Now, not all of the parts needed for the restoration were on hand. Todd told us of a situation where some sheetmetal was needed, but none was available at the shop. The story goes that when the teams' Superbirds were no longer being raced, some parts were sold to other racers or people just wanting to have a piece of Petty history. Such a case came about when fenders were needed. The gentleman who purchased them from Petty back in the '70s still owned them. He made a deal that the metal would be donated to the rebuild effort; in return, Todd would make a donation to the Petty Family Foundation-a foundation supporting the Victory Junction Gang Camp and Paralyzed Veterans of America.
With the restoration complete, the team at Petty's Garage pose for one last photo before t
Since this was originally a race car, it had been known to be involved in some altercations on the track, and even though the exterior metal was replaced several times, the floor and other non-removable metal was simply hammered back into place. During the rebuild, those dents and hammer marks were left as-is because they are part of the car's history.
Speaking of history, how many of you reading this would like to have a Petty-built Hemi for your ride? In this case, enough parts were located in-house to do just that.
The block is actually stamped PE1 71. In order to preserve the history, the block was not even repainted for the rebuild, and it still sports the Petty Parts Blue paint that was applied to it so many years ago. One difference to this Hemi build was that instead of Maurice building the engine, Timmy Petty, Maurice's son, actually handled the job-with Maurice overseeing the build.

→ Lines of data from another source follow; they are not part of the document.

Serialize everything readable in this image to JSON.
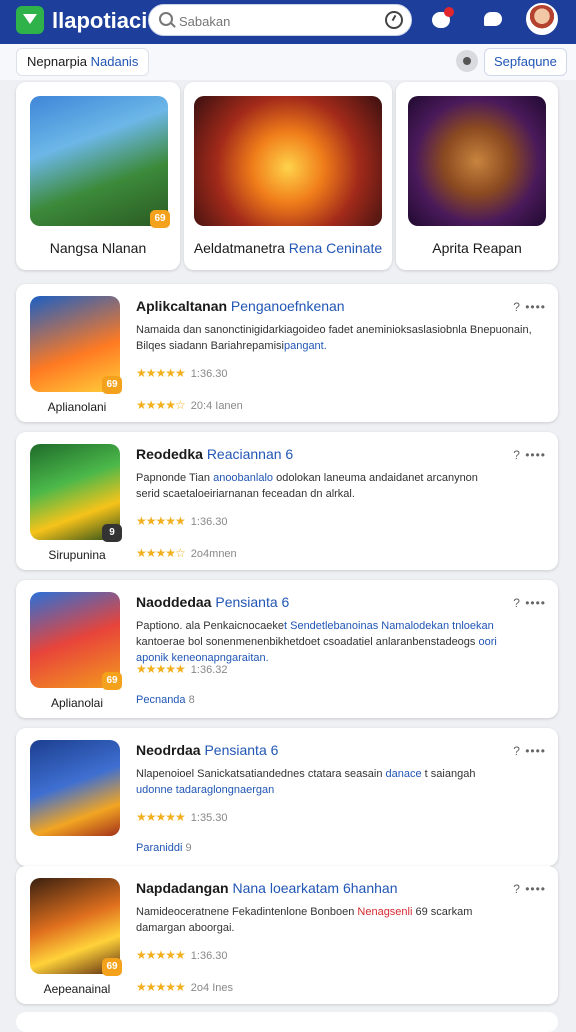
{
  "header": {
    "app_title": "llapotiaci",
    "search_placeholder": "Sabakan",
    "logo_icon": "play-store-logo",
    "icons": [
      "search-icon",
      "history-icon",
      "notification-icon",
      "chat-icon",
      "avatar"
    ]
  },
  "filter": {
    "chip_label_1": "Nepnarpia",
    "chip_label_2": "Nadanis",
    "sort_label": "Sepfaqune"
  },
  "featured": [
    {
      "name": "Nangsa Nlanan"
    },
    {
      "name_1": "Aeldatmanetra",
      "name_2": "Rena Ceninate"
    },
    {
      "name": "Aprita Reapan"
    }
  ],
  "apps": [
    {
      "title": "Aplikcaltanan",
      "title_blue": "Penganoefnkenan",
      "more": "? ••••",
      "desc_1": "Namaida dan sanonctinigidarkiagoideo fadet aneminioksaslasiobnla Bnepuonain,",
      "desc_2": "Bilqes siadann Bariahrepamisi",
      "desc_2_blue": "pangant.",
      "rating_1": "1:36.30",
      "rating_2": "20:4 Ianen",
      "category": "Aplianolani",
      "badge": "69"
    },
    {
      "title": "Reodedka",
      "title_blue": "Reaciannan 6",
      "more": "? ••••",
      "desc_1": "Papnonde Tian",
      "desc_1_blue": "anoobanlalo",
      "desc_1b": "odolokan laneuma andaidanet arcanynon",
      "desc_2": "serid scaetaloeiriarnanan feceadan dn alrkal.",
      "rating_1": "1:36.30",
      "rating_2": "2o4mnen",
      "category": "Sirupunina",
      "badge": "9"
    },
    {
      "title": "Naoddedaa",
      "title_blue": "Pensianta 6",
      "more": "? ••••",
      "desc_1": "Paptiono. ala Penkaicnocaeke",
      "desc_1_blue": "t Sendetlebanoinas Namalodekan tnloekan",
      "desc_2": "kantoerae bol sonenmenenbikhetdoet csoadatiel anlaranbenstadeogs",
      "desc_2_blue": "oori",
      "desc_3_blue": "aponik keneonapngaraitan.",
      "rating_1": "1:36.32",
      "rating_2_blue": "Pecnanda",
      "rating_2": "8",
      "category": "Aplianolai",
      "badge": "69"
    },
    {
      "title": "Neodrdaa",
      "title_blue": "Pensianta 6",
      "more": "? ••••",
      "desc_1": "Nlapenoioel Sanickatsatiandednes ctatara seasain",
      "desc_1_blue": "danace",
      "desc_1b": "t saiangah",
      "desc_2_blue": "udonne tadaraglongnaergan",
      "rating_1": "1:35.30",
      "rating_2_blue": "Paraniddi",
      "rating_2": "9",
      "category": "",
      "badge": ""
    },
    {
      "title": "Napdadangan",
      "title_blue": "Nana loearkatam 6hanhan",
      "more": "? ••••",
      "desc_1": "Namideoceratnene Fekadintenlone Bonboen",
      "desc_1_red": "Nenagsenli",
      "desc_1b": "69 scarkam",
      "desc_2": "damargan aboorgai.",
      "rating_1": "1:36.30",
      "rating_2": "2o4 Ines",
      "category": "Aepeanainal",
      "badge": "69"
    }
  ],
  "colors": {
    "header_bg": "#1d3f9b",
    "accent_blue": "#2156b5",
    "star": "#f2b01e",
    "badge": "#f4a11c"
  }
}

It's a piece of automotive history that was thought to be lost. Thanks to guys like Chuck Shafer and Todd Werner, it's been rediscovered and brought back to its former self with the help of the guys who did it the first time.
It took just over a year to complete the restoration, and according to Ritchie Barsz, the 'bird should run about 194 mph.